Travelling around the wonders of Kenya couldn’t be easier thanks to the plethora of transport options available. The most prominent form of travel by far is the bus network, which goes through nearly every town in Kenya, particularly in the west, with frequent travel between Nairobi and the coast. However, it would be advisable to take the journey during the day to avoid any criminal activity, particularly in sparsely populated areas.  

If you are travelling further afield, taking the train would be your best option. For example, the Madaraka Express travels across 13 destinations between Mombasa and Suswa, offering a stress-free experience.  

Alternatively, matatus are brightly-coloured, privately owned minibuses that are shared forms of transport for the local people. They are mostly used in Nairobi as an affordable form of travel.  

Another option is shared taxis, which have a total capacity of up to nine passengers. Similar to the matatus, they depart once they are full and don’t stop between destinations, making them the perfect way to zip around the cities of Northern and Western Kenya.  

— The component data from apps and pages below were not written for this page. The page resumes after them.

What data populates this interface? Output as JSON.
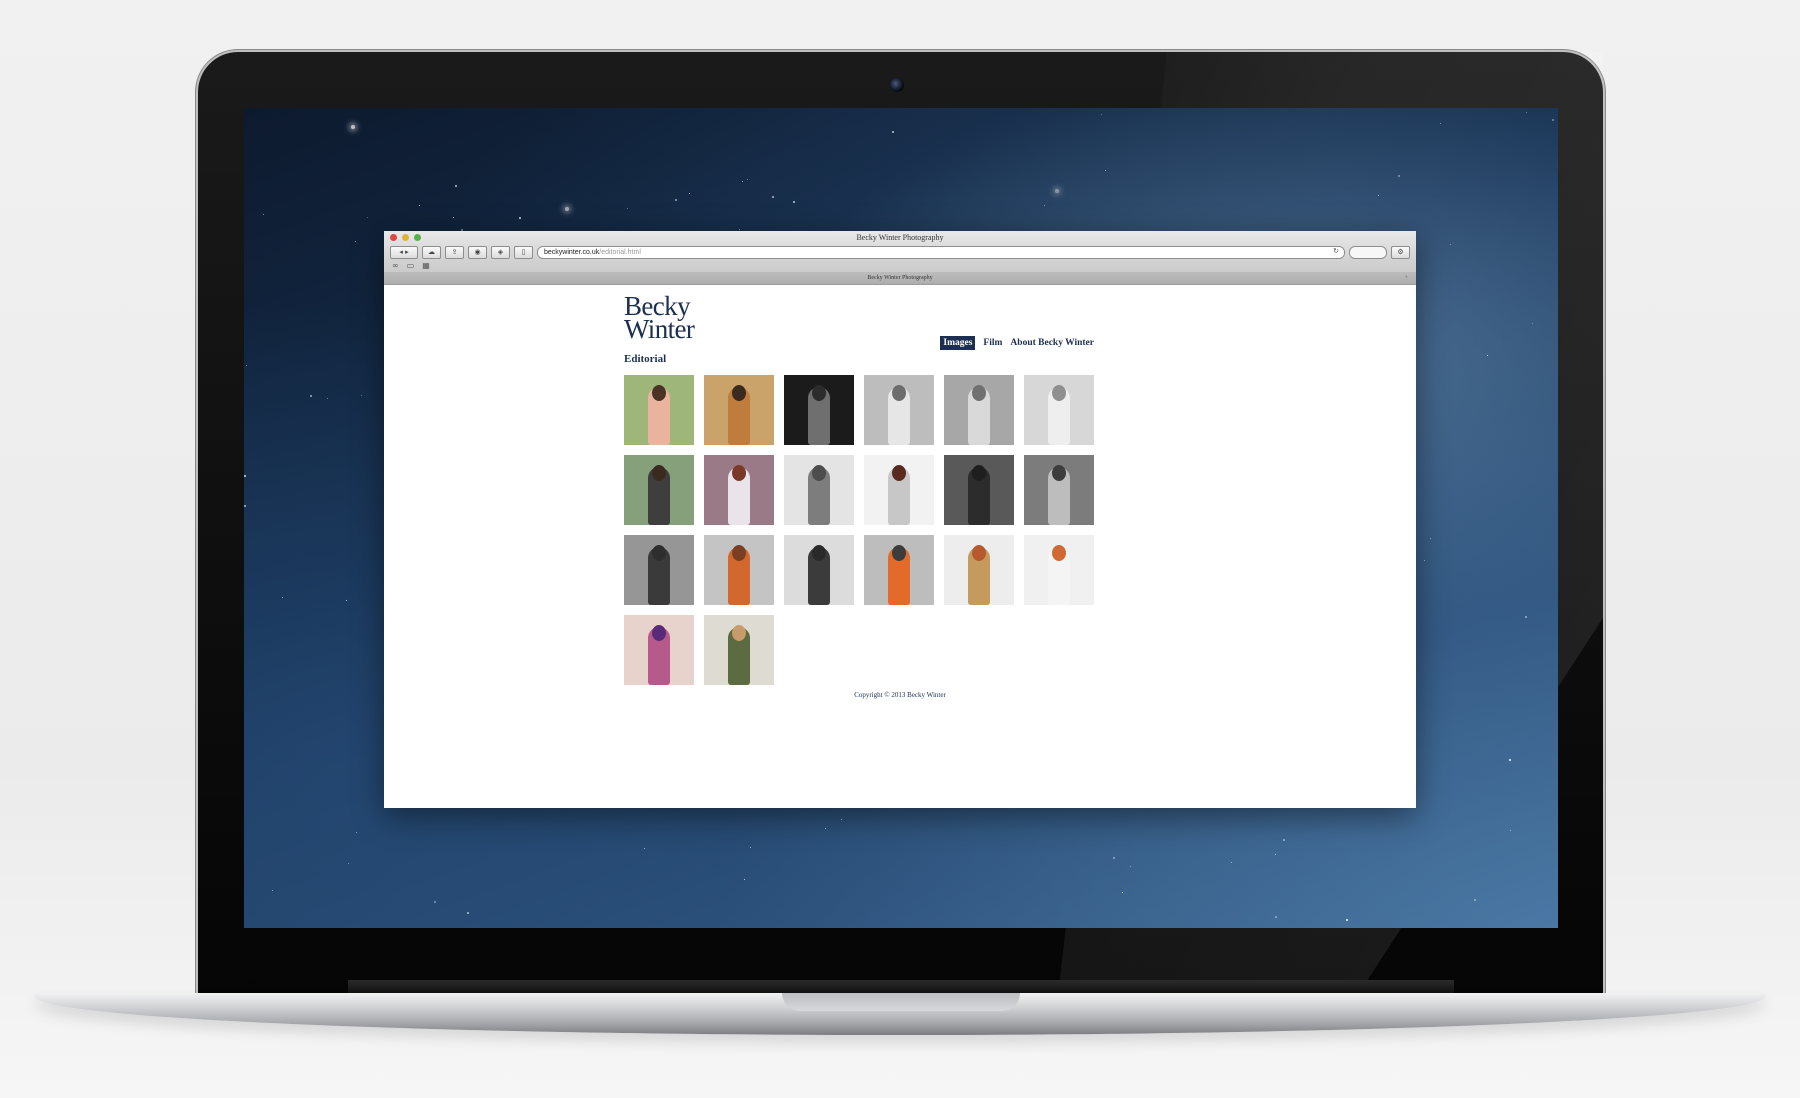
{
  "window": {
    "title": "Becky Winter Photography",
    "tab_title": "Becky Winter Photography"
  },
  "address_bar": {
    "domain": "beckywinter.co.uk",
    "path": "/editorial.html"
  },
  "site": {
    "logo_line1": "Becky",
    "logo_line2": "Winter",
    "nav": [
      {
        "label": "Images",
        "active": true
      },
      {
        "label": "Film",
        "active": false
      },
      {
        "label": "About Becky Winter",
        "active": false
      }
    ],
    "section_title": "Editorial",
    "gallery": [
      {
        "bg": "#9fb67a",
        "fig": "#e9b39d",
        "head": "#4a3325"
      },
      {
        "bg": "#c9a36a",
        "fig": "#c07c3c",
        "head": "#3a2a20"
      },
      {
        "bg": "#1b1b1b",
        "fig": "#6f6f6f",
        "head": "#2c2c2c"
      },
      {
        "bg": "#bdbdbd",
        "fig": "#e6e6e6",
        "head": "#6d6d6d"
      },
      {
        "bg": "#a7a7a7",
        "fig": "#d9d9d9",
        "head": "#707070"
      },
      {
        "bg": "#d7d7d7",
        "fig": "#eeeeee",
        "head": "#8f8f8f"
      },
      {
        "bg": "#85a07a",
        "fig": "#3e3e3e",
        "head": "#3b2a20"
      },
      {
        "bg": "#9a7a86",
        "fig": "#e8e4ea",
        "head": "#7a3a2a"
      },
      {
        "bg": "#e4e4e4",
        "fig": "#7d7d7d",
        "head": "#4d4d4d"
      },
      {
        "bg": "#f2f2f2",
        "fig": "#c7c7c7",
        "head": "#5a2a22"
      },
      {
        "bg": "#595959",
        "fig": "#2c2c2c",
        "head": "#1f1f1f"
      },
      {
        "bg": "#7c7c7c",
        "fig": "#bdbdbd",
        "head": "#3d3d3d"
      },
      {
        "bg": "#969696",
        "fig": "#3a3a3a",
        "head": "#2e2e2e"
      },
      {
        "bg": "#c4c4c4",
        "fig": "#d2682e",
        "head": "#7a3f22"
      },
      {
        "bg": "#dcdcdc",
        "fig": "#3b3b3b",
        "head": "#2a2a2a"
      },
      {
        "bg": "#bdbdbd",
        "fig": "#e26a2a",
        "head": "#3c3c3c"
      },
      {
        "bg": "#ededed",
        "fig": "#c49a5e",
        "head": "#b65a2e"
      },
      {
        "bg": "#f0f0f0",
        "fig": "#f4f4f4",
        "head": "#d06a34"
      },
      {
        "bg": "#e8d2cc",
        "fig": "#b55a8a",
        "head": "#5a2a7a"
      },
      {
        "bg": "#dedcd2",
        "fig": "#5c6b40",
        "head": "#c99a6a"
      }
    ],
    "footer": "Copyright © 2013  Becky Winter"
  },
  "colors": {
    "brand_navy": "#1c2f52",
    "desktop_blue": "#16304f"
  }
}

Finally, boda bodas are ideal for zooming through Kenya’s winding streets in an authentic, cost-effective way. It would best to use these compact bikes if you are an experienced motorcyclist, as helmets are not always offered, and the bikes have limited health and safety regulations.  


Read Issue 15 of Outlook Travel Magazine
By Alfie Wilson Travel Guide Manager
Travel Guide Project Manager